- [Task directions] In the following material, identify every line holding the string "botol" and return it.

- [Recorded information]
---+---
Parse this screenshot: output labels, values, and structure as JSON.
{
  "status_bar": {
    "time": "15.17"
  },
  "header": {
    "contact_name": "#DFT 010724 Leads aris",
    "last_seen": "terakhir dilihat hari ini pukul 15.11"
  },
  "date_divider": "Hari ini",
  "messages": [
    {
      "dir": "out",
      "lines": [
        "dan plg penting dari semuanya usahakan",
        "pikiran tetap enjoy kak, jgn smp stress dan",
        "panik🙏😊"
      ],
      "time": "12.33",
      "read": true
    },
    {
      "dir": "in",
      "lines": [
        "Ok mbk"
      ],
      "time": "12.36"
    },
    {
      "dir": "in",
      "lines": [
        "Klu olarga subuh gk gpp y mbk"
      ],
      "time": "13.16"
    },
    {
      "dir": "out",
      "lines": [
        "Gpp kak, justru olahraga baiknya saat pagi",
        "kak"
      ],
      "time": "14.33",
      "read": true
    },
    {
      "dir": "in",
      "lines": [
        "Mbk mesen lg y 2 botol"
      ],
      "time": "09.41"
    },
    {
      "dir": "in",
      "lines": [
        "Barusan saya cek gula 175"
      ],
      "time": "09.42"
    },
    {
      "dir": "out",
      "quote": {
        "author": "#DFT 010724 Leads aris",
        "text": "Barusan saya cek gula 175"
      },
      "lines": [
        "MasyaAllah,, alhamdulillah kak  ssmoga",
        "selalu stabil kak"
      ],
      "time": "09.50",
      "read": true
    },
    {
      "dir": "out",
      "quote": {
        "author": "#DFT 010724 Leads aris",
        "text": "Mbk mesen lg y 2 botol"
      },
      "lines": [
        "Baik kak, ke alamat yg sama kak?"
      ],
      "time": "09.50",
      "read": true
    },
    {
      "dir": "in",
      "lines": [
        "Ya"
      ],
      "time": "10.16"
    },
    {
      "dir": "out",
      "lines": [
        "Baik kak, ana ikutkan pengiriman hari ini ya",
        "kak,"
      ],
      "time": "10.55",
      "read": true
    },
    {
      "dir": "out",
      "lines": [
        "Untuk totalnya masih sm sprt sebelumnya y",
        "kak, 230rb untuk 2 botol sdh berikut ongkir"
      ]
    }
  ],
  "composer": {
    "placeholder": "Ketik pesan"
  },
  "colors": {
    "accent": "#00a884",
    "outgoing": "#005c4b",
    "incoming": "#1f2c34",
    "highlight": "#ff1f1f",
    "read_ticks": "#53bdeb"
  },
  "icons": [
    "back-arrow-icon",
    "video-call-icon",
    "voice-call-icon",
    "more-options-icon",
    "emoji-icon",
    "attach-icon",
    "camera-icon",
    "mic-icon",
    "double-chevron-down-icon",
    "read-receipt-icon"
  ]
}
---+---
- [Worked solution]
        "Mbk mesen lg y 2 botol"
        "text": "Mbk mesen lg y 2 botol"
        "kak, 230rb untuk 2 botol sdh berikut ongkir"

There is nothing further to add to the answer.